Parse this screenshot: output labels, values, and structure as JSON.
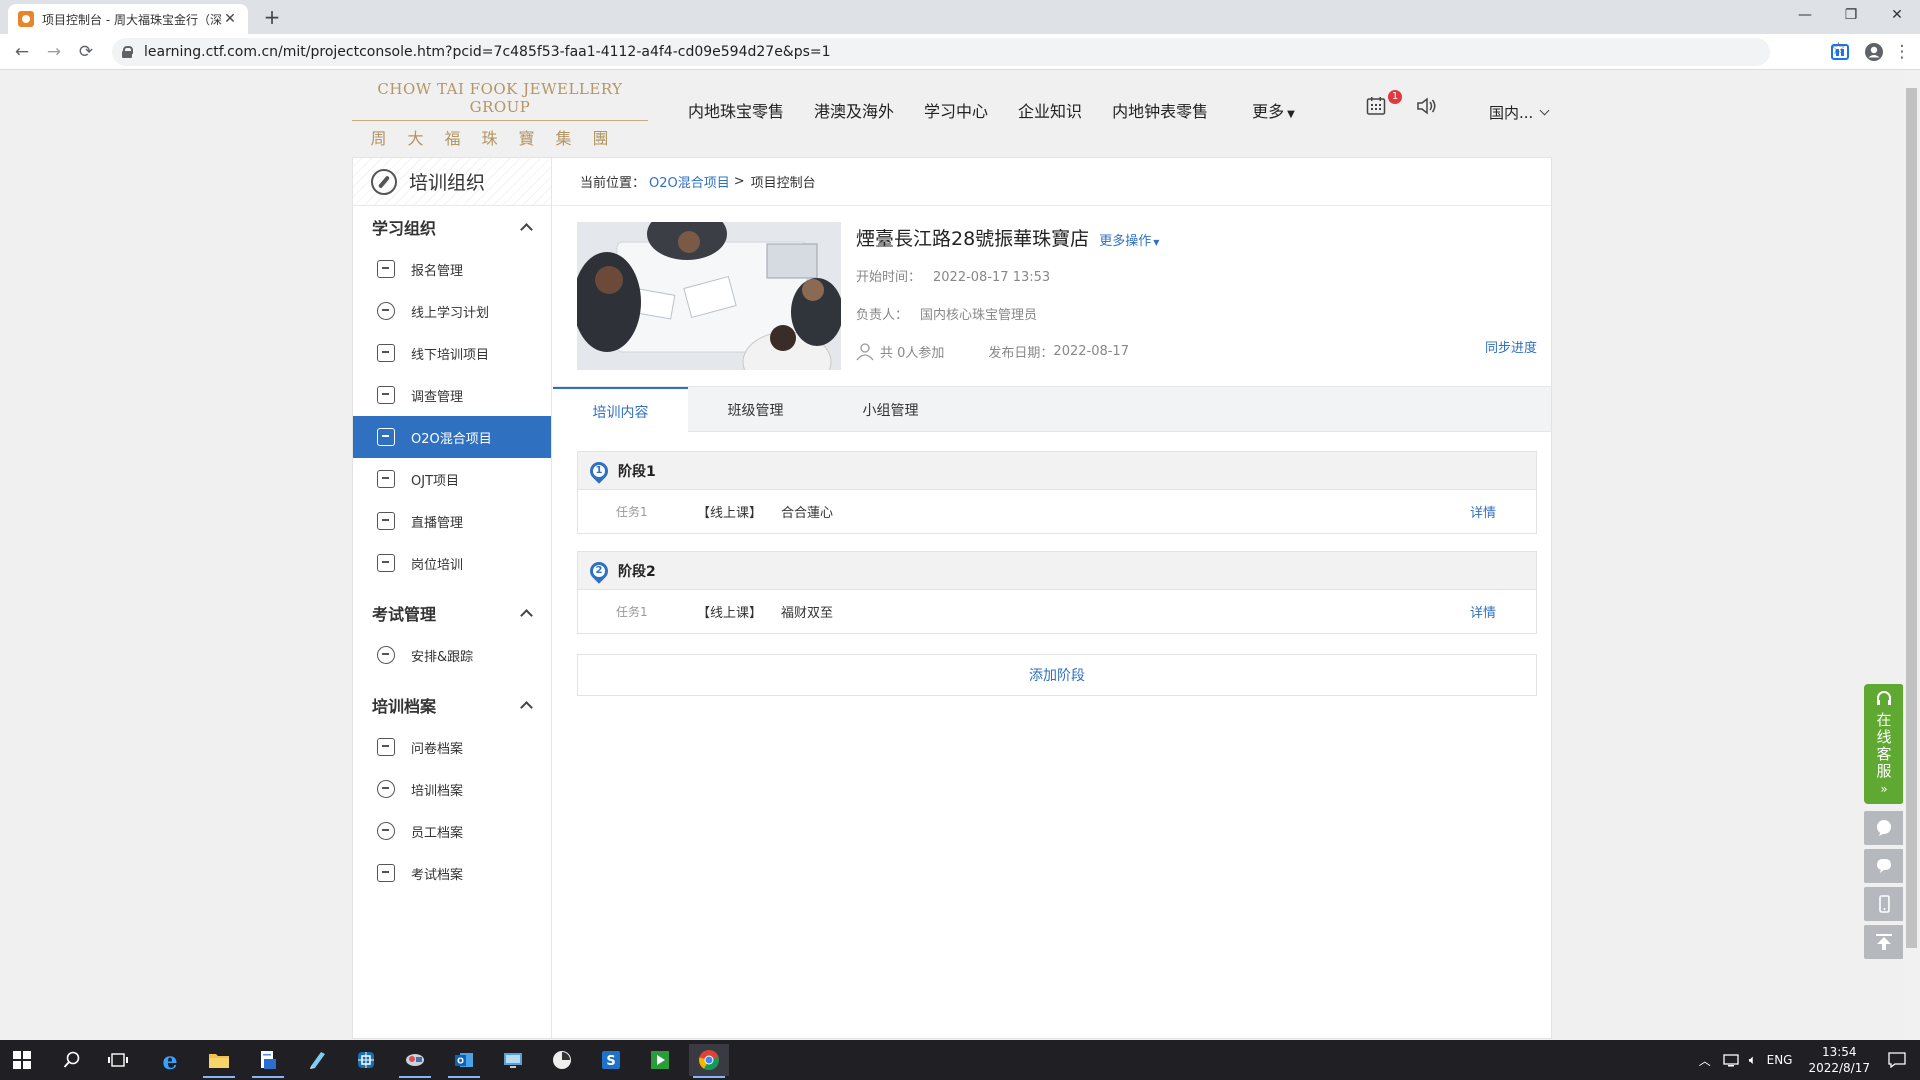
{
  "browser": {
    "tab_title": "项目控制台 - 周大福珠宝金行（深",
    "url": "learning.ctf.com.cn/mit/projectconsole.htm?pcid=7c485f53-faa1-4112-a4f4-cd09e594d27e&ps=1"
  },
  "header": {
    "logo_en": "CHOW TAI FOOK JEWELLERY GROUP",
    "logo_cn": "周大福珠寶集團",
    "nav": [
      "内地珠宝零售",
      "港澳及海外",
      "学习中心",
      "企业知识",
      "内地钟表零售",
      "更多"
    ],
    "notification_count": "1",
    "region": "国内..."
  },
  "sidebar": {
    "title": "培训组织",
    "groups": [
      {
        "label": "学习组织",
        "items": [
          "报名管理",
          "线上学习计划",
          "线下培训项目",
          "调查管理",
          "O2O混合项目",
          "OJT项目",
          "直播管理",
          "岗位培训"
        ]
      },
      {
        "label": "考试管理",
        "items": [
          "安排&跟踪"
        ]
      },
      {
        "label": "培训档案",
        "items": [
          "问卷档案",
          "培训档案",
          "员工档案",
          "考试档案"
        ]
      }
    ],
    "active_item": "O2O混合项目"
  },
  "breadcrumb": {
    "prefix": "当前位置：",
    "link": "O2O混合项目",
    "sep": ">",
    "current": "项目控制台"
  },
  "project": {
    "name": "煙臺長江路28號振華珠寶店",
    "more_ops": "更多操作",
    "start_label": "开始时间：",
    "start_value": "2022-08-17 13:53",
    "owner_label": "负责人：",
    "owner_value": "国内核心珠宝管理员",
    "participants": "共 0人参加",
    "publish_label": "发布日期：",
    "publish_value": "2022-08-17",
    "sync": "同步进度"
  },
  "tabs": [
    "培训内容",
    "班级管理",
    "小组管理"
  ],
  "stages": [
    {
      "num": "1",
      "title": "阶段1",
      "tasks": [
        {
          "no": "任务1",
          "type": "【线上课】",
          "name": "合合蓮心",
          "action": "详情"
        }
      ]
    },
    {
      "num": "2",
      "title": "阶段2",
      "tasks": [
        {
          "no": "任务1",
          "type": "【线上课】",
          "name": "福财双至",
          "action": "详情"
        }
      ]
    }
  ],
  "add_stage": "添加阶段",
  "customer_service": "在线客服",
  "taskbar": {
    "lang": "ENG",
    "time": "13:54",
    "date": "2022/8/17"
  },
  "colors": {
    "accent": "#2f70c1",
    "logo_gold": "#b49563",
    "cs_green": "#5fa832"
  }
}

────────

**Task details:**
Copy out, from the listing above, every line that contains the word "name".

**Result of the task:**
    "name": "煙臺長江路28號振華珠寶店",
          "name": "合合蓮心",
          "name": "福财双至",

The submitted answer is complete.